# [Try it]
Looking at the data below, report how many lines contain "générique", with no other words.

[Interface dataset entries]
##############################
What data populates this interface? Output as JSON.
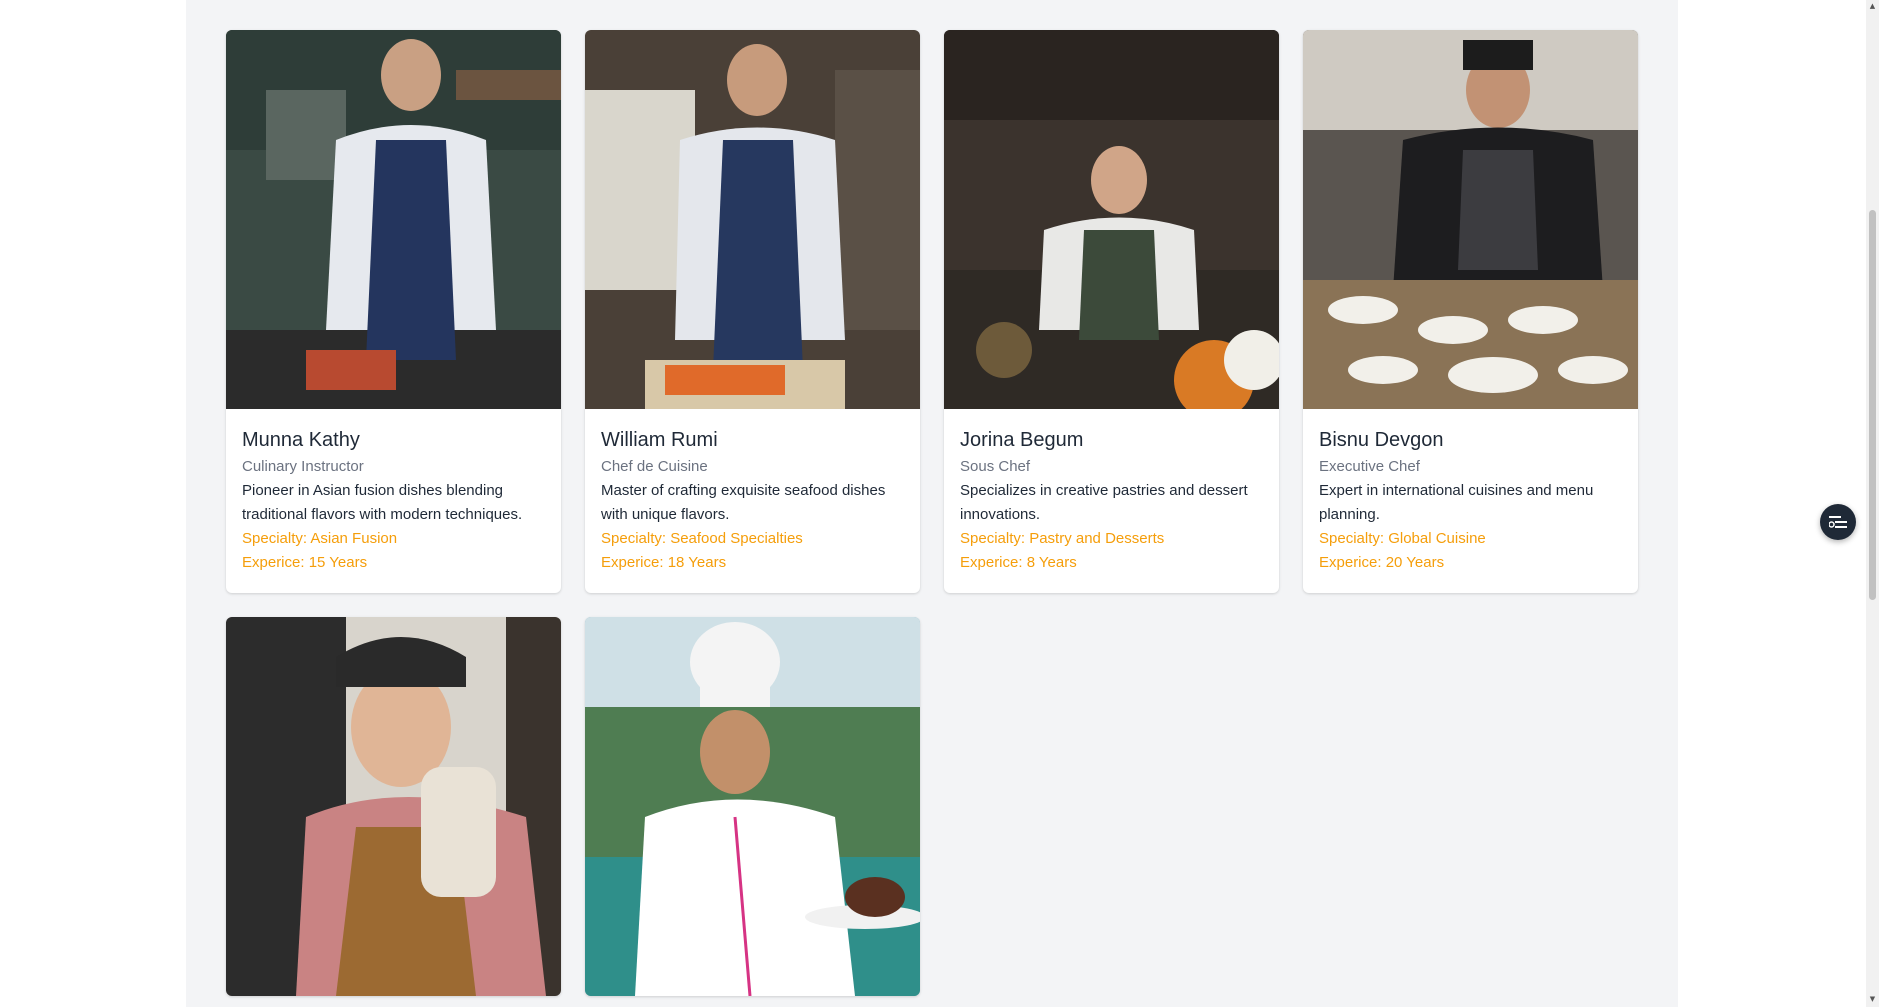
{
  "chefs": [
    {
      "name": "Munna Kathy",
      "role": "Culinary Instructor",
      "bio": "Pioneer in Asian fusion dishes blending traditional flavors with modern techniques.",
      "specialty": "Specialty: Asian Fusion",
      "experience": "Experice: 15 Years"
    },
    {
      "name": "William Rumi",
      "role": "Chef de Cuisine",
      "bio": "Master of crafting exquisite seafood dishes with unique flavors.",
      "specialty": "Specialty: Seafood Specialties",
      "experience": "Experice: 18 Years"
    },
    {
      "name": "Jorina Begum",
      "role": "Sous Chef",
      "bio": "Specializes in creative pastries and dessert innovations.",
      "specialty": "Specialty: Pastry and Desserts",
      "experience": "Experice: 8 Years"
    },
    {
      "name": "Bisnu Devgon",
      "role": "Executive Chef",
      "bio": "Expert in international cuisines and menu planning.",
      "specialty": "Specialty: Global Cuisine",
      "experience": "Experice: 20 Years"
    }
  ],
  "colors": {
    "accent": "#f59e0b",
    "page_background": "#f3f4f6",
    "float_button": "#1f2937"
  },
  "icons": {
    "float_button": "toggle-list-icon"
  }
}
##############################
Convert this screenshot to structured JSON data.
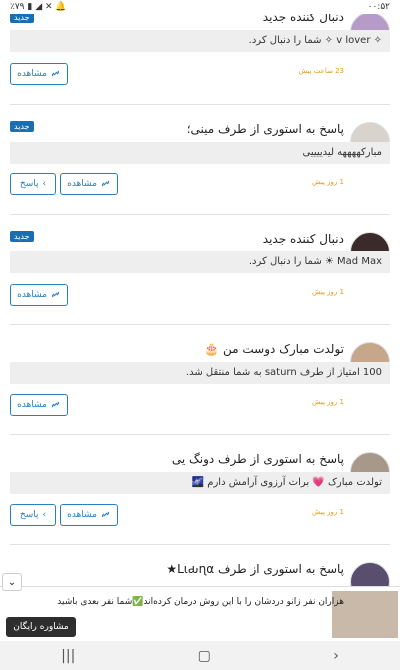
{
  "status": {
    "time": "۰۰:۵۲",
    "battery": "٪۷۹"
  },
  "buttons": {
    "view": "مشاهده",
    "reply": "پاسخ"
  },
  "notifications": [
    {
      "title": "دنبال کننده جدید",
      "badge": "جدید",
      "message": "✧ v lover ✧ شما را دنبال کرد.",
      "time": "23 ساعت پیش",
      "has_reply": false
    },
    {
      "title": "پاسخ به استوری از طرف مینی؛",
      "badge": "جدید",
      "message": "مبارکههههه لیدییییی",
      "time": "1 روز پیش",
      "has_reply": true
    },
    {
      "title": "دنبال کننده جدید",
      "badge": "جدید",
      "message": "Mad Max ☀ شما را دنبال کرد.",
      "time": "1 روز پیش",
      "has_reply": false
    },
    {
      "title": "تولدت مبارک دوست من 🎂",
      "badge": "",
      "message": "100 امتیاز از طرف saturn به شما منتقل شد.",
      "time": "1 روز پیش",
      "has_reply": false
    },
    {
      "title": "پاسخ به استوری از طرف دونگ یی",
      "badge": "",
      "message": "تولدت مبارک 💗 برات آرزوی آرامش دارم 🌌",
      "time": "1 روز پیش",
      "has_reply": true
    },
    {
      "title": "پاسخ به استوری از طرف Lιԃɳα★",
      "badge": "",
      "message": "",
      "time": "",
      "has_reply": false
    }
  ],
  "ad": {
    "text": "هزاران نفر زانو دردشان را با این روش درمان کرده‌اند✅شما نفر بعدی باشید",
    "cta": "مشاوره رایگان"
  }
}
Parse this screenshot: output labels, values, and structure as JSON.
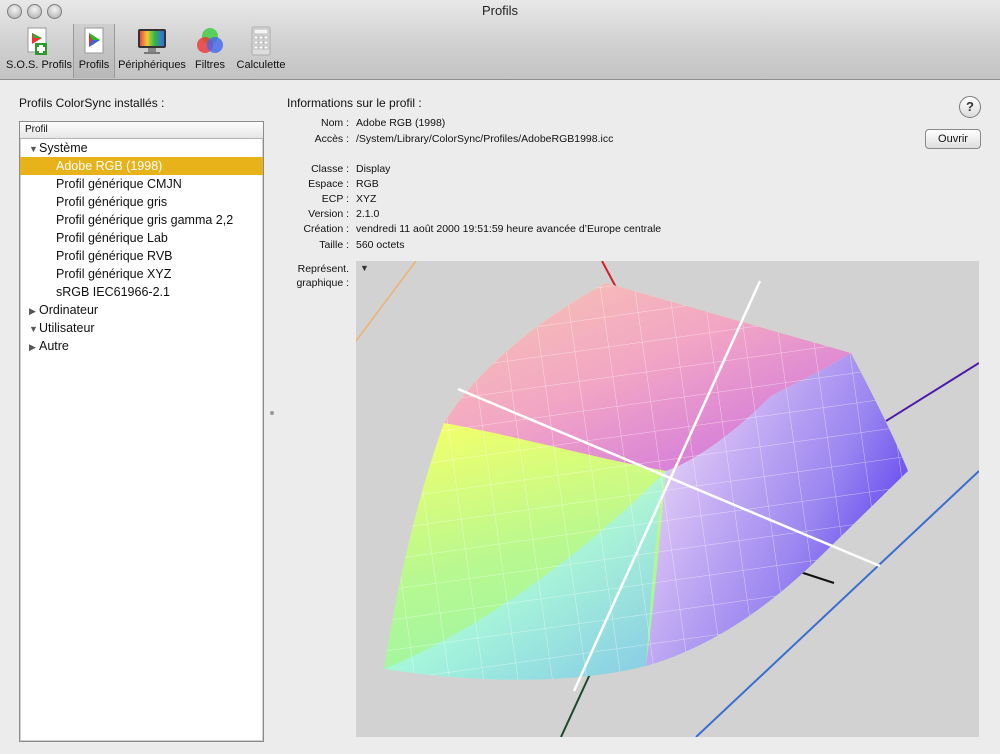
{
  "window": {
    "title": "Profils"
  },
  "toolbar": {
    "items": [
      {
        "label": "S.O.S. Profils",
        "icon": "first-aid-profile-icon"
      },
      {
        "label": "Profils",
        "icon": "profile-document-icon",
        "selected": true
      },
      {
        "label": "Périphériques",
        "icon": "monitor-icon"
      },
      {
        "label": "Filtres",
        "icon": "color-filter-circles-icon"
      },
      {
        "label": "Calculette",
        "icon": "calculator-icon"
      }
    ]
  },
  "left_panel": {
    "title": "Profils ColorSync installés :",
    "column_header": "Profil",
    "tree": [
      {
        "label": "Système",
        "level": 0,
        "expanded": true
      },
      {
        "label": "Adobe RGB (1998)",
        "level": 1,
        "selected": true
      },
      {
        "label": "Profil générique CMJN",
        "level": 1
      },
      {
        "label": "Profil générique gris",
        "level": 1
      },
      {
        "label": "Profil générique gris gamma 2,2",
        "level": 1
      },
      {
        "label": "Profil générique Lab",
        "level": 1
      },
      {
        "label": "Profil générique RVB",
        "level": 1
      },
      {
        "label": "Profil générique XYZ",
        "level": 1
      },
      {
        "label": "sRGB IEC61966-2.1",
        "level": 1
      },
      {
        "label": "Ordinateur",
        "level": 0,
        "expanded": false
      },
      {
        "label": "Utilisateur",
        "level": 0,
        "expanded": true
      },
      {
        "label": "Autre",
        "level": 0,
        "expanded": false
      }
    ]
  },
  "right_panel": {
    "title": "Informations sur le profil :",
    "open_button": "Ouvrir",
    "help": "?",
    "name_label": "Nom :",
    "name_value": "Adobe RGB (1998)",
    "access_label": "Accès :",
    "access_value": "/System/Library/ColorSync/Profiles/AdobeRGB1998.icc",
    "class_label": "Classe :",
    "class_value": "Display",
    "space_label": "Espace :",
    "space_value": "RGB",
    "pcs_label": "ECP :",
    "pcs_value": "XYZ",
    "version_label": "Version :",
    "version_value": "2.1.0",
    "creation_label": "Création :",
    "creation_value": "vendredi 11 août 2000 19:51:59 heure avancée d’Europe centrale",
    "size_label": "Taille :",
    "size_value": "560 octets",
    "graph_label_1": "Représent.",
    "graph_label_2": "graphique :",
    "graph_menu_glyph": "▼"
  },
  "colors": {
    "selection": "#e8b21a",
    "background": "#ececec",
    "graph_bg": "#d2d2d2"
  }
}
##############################
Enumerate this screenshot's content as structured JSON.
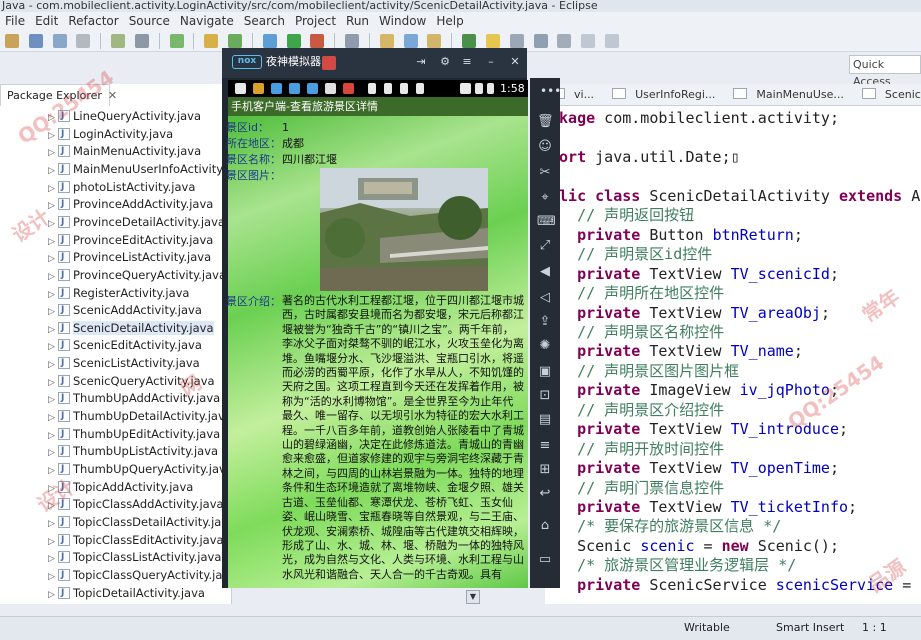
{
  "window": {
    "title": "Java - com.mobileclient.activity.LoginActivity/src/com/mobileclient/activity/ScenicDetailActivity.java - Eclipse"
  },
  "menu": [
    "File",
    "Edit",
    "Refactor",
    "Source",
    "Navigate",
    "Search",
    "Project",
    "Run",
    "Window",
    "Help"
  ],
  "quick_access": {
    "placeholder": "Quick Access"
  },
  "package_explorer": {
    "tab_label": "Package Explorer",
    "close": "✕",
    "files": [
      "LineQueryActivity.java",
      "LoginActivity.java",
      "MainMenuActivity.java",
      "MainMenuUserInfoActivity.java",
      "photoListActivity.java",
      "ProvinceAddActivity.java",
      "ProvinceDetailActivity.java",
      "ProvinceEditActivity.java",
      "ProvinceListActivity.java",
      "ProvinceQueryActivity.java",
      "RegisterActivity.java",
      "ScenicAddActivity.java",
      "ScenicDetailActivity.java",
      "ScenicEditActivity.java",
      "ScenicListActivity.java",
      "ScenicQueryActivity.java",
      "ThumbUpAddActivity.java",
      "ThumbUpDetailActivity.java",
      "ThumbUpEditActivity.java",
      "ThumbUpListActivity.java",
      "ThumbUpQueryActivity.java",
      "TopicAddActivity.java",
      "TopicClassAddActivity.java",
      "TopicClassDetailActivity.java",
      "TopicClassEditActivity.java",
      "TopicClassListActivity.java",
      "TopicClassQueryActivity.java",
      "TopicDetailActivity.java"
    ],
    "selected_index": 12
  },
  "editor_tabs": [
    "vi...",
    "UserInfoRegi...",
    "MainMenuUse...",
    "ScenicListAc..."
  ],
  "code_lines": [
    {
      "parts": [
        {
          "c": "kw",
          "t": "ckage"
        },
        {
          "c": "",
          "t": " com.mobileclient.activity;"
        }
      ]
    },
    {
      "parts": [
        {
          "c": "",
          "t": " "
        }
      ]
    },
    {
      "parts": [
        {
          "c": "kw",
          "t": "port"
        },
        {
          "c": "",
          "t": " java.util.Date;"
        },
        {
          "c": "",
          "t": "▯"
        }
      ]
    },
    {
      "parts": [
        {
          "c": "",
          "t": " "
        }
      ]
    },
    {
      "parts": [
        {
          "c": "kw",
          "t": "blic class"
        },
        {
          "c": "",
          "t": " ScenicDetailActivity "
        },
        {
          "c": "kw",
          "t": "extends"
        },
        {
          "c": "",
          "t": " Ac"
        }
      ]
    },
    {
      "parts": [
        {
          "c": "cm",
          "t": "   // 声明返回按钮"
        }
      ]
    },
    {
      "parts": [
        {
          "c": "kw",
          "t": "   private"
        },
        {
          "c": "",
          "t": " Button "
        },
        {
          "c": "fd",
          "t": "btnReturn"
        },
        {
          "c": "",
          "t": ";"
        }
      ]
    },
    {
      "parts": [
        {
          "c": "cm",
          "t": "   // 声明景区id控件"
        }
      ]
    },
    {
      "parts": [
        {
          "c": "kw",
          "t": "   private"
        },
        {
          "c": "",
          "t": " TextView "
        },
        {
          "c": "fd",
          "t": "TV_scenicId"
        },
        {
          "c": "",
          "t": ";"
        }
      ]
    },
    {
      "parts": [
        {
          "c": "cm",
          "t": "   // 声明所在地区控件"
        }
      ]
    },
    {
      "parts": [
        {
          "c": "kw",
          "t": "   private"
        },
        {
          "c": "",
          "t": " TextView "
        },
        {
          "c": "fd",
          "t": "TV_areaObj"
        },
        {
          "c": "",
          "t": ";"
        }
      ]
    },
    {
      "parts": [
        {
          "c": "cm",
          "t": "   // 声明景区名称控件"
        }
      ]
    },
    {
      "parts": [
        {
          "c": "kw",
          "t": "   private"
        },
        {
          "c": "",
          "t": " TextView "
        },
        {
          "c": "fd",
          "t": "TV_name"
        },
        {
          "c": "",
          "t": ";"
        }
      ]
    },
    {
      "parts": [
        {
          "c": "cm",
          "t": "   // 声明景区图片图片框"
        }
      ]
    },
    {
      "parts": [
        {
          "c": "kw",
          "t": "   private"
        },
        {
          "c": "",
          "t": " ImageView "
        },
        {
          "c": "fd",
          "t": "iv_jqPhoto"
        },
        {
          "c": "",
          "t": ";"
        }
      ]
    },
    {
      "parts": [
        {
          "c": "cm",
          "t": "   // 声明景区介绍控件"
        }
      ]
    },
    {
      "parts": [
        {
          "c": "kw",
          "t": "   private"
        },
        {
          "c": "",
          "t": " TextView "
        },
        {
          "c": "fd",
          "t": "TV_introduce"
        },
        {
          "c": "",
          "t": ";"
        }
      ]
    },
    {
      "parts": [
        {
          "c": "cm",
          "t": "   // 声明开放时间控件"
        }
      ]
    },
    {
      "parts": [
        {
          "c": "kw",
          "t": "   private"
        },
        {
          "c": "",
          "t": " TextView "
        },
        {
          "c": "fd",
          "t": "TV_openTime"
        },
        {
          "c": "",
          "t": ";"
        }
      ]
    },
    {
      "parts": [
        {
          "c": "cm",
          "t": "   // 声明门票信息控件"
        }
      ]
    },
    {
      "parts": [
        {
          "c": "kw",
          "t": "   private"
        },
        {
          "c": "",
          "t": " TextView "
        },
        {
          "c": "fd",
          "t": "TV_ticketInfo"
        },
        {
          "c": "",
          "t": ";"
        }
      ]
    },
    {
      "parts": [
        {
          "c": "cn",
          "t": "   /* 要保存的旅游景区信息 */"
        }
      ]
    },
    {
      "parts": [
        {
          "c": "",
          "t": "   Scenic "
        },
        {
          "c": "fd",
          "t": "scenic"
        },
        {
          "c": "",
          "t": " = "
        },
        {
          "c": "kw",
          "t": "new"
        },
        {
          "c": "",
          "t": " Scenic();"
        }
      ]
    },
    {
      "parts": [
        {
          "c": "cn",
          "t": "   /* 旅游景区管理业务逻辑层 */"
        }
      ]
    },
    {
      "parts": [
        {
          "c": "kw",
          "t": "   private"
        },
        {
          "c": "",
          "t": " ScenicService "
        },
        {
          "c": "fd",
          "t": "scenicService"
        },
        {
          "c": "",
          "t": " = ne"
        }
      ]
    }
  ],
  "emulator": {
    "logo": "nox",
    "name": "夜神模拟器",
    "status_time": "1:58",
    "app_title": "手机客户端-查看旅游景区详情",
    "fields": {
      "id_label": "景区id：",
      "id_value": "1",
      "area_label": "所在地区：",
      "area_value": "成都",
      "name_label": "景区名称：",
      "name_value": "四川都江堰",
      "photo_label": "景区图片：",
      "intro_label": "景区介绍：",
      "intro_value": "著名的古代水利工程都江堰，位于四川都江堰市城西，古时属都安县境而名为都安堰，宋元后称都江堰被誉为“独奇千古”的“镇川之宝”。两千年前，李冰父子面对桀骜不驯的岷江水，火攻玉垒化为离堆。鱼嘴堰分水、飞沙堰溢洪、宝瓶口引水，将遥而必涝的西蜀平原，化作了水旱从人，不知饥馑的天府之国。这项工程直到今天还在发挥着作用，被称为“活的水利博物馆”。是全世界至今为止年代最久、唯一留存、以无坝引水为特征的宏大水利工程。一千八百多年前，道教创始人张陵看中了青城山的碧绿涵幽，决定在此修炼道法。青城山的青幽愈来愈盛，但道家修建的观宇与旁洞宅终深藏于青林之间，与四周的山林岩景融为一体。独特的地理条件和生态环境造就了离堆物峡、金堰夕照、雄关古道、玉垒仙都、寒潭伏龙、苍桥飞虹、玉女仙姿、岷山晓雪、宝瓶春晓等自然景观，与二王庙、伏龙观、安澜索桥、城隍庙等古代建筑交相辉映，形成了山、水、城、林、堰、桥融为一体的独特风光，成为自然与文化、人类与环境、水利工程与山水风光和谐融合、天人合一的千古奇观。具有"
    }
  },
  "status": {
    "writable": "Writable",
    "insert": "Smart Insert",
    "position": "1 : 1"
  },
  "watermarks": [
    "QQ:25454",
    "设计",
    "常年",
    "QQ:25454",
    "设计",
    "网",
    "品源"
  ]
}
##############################
# [Solution to this exercise]
6